→ **About this task**: Each line below that holds the word "JSON" counts once; state the total number of such lines and nothing else.

Element data from apps and pages
•••••
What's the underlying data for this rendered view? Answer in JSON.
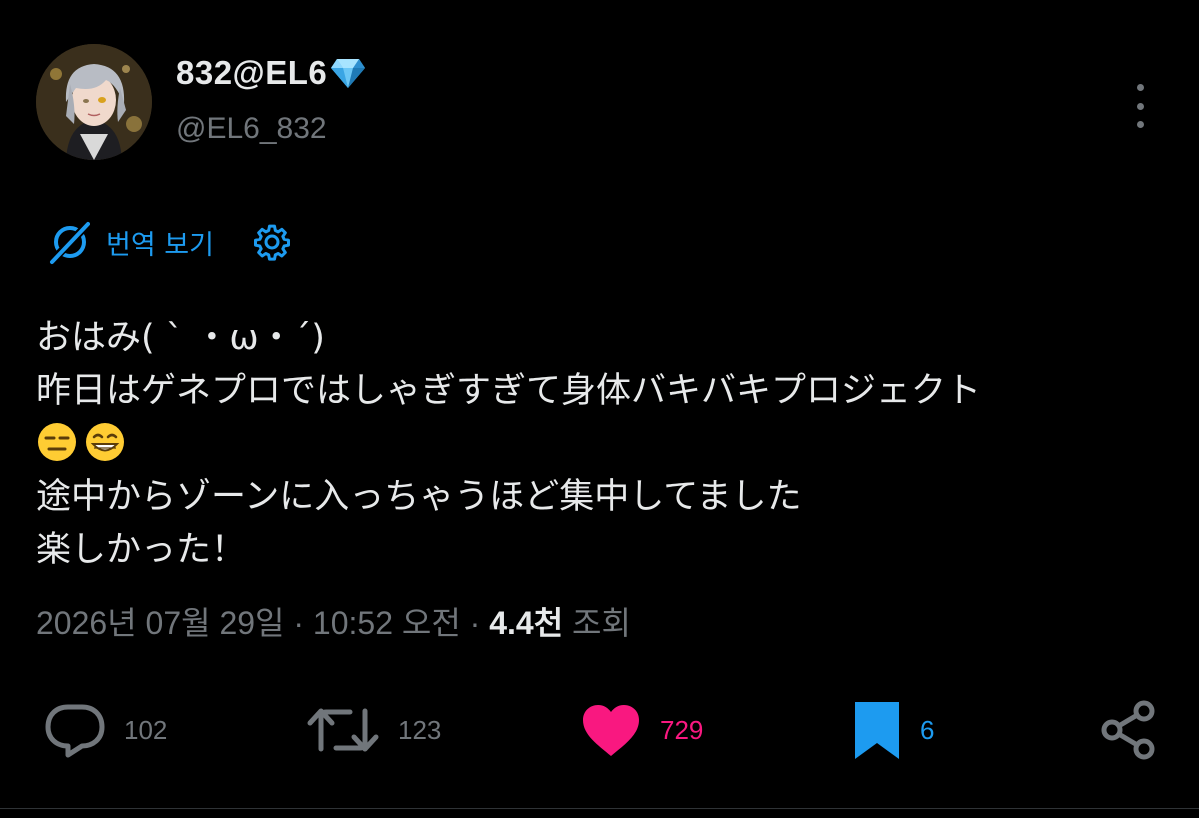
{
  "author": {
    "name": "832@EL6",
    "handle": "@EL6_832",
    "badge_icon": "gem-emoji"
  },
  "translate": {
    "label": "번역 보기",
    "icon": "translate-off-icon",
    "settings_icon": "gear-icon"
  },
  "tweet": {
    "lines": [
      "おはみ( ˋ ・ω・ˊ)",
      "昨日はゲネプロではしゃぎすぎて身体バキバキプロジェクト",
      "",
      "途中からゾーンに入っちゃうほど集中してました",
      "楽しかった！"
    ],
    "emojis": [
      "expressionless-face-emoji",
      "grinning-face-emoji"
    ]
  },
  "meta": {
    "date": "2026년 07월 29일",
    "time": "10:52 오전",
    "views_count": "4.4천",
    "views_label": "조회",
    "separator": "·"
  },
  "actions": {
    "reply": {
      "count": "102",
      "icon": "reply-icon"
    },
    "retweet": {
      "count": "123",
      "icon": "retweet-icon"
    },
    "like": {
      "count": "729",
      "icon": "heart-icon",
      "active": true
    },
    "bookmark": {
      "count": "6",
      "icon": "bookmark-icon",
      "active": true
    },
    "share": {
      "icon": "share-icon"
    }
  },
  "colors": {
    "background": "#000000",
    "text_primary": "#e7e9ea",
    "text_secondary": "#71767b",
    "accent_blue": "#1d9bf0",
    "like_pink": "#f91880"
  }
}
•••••
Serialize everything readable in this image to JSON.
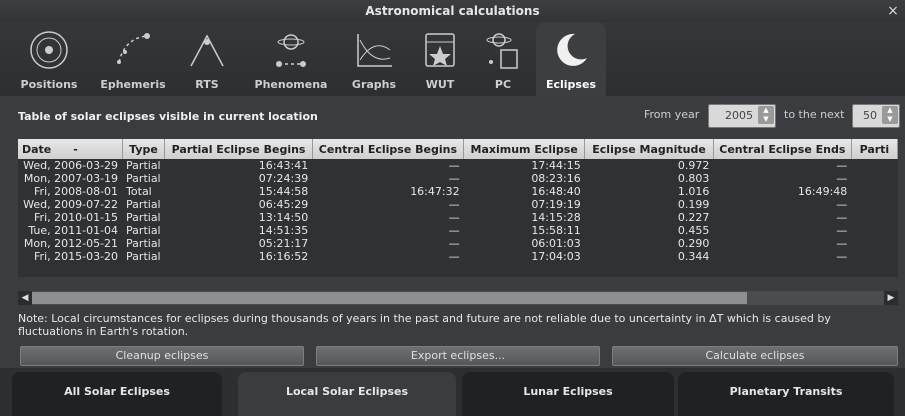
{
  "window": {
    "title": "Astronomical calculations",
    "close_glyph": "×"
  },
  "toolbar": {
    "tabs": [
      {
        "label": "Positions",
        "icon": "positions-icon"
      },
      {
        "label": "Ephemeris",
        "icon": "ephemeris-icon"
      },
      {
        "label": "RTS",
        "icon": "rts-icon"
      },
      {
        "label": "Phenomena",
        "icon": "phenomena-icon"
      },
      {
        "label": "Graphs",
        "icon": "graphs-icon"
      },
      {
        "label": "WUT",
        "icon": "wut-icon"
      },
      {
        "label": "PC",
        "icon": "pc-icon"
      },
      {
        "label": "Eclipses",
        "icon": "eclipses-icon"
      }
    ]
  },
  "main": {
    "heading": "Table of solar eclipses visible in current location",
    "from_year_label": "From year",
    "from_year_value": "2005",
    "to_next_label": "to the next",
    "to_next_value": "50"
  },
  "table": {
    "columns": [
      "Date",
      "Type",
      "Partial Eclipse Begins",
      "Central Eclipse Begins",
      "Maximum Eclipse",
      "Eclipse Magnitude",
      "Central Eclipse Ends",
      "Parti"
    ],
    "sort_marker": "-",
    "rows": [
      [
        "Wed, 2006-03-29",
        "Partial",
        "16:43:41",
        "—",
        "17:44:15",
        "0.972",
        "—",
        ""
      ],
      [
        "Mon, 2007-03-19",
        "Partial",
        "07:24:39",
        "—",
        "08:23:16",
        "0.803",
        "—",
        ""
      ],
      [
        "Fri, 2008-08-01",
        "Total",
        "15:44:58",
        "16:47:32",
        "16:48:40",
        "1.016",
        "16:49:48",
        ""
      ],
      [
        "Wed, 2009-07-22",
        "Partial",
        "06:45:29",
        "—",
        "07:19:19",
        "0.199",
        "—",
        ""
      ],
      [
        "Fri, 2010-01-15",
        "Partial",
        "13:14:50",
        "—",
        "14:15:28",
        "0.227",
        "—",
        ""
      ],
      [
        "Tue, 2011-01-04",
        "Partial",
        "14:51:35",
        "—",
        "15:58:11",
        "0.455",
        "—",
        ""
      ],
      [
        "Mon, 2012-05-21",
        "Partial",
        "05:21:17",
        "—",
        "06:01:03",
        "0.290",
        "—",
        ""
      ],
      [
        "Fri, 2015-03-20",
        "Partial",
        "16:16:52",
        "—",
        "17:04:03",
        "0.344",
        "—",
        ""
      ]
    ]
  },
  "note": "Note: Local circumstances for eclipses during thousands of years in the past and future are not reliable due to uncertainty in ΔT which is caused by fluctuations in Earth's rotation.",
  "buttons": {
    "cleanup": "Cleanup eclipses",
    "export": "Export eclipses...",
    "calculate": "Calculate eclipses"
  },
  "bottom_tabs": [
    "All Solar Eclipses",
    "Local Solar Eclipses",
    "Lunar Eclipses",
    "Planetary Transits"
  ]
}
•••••
→ **Solution for this problem**: 2